Inhibition of NMDA receptor function with an anti-GluN1-S2 antibody impairs human platelet function and thrombosis
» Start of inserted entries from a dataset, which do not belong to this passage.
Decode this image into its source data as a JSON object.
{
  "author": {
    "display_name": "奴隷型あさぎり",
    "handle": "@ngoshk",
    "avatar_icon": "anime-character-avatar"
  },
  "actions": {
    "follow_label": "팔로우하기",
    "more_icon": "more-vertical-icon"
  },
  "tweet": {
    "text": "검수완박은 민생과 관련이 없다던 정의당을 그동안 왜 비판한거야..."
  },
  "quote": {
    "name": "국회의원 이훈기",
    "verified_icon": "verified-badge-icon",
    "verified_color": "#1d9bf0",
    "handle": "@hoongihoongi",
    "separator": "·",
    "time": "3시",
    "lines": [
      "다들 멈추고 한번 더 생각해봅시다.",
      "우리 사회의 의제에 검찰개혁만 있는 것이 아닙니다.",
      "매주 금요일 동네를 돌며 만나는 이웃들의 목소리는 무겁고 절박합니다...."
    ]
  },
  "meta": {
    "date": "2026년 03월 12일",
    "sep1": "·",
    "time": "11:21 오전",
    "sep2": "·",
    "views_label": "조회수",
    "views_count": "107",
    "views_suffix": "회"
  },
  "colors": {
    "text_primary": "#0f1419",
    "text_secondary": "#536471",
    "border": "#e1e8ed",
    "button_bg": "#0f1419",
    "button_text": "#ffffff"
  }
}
<p>GluN1 is a mandatory component of <i>N</i>-methyl-D-aspartate receptors (NMDARs) best known for their roles in the brain, but with increasing evidence for relevance in peripheral tissues, including platelets. Certain anti-GluN1 antibodies reduce brain infarcts in rodent models of ischaemic stroke. There is also evidence that human anti-GluN1 autoantibodies reduce neuronal damage in stroke patients, but the underlying mechanism is unclear. This study investigated whether anti-GluN1-mediated neuroprotection involves inhibition of platelet function. Four commercial anti-GluN1 antibodies were screened for their abilities to inhibit human platelet aggregation. Haematological parameters were examined in rats vaccinated with GluN1. Platelet effects of a mouse monoclonal antibody targeting the glycine-binding region of GluN1 (GluN1-S2) were tested in assays of platelet activation, aggregation and thrombus formation. The epitope of anti-GluN1-S2 was mapped and the mechanism of antibody action modelled using crystal structures of GluN1. Our work found that rats vaccinated with GluN1 had a mildly prolonged bleeding time and carried antibodies targeting mostly GluN1-S2. The monoclonal anti-GluN1-S2 antibody (from BD Biosciences) inhibited activation and aggregation of human platelets in the presence of adrenaline, adenosine diphosphate, collagen, thrombin and a protease-activated receptor 1-activating peptide. When human blood was flowed over collagen-coated surfaces, anti-GluN1-S2 impaired thrombus growth and stability. The epitope of anti-GluN1-S2 was mapped to α-helix H located within the glycine-binding clamshell of GluN1, where the antibody binding was computationally predicted to impair opening of the NMDAR channel. Our results indicate that anti-GluN1-S2 inhibits function of human platelets, including dense granule release and thrombus growth. Findings add to the evidence that platelet NMDARs regulate thrombus formation and suggest a novel mechanism by which anti-GluN1 autoantibodies limit stroke-induced neuronal damage.</p>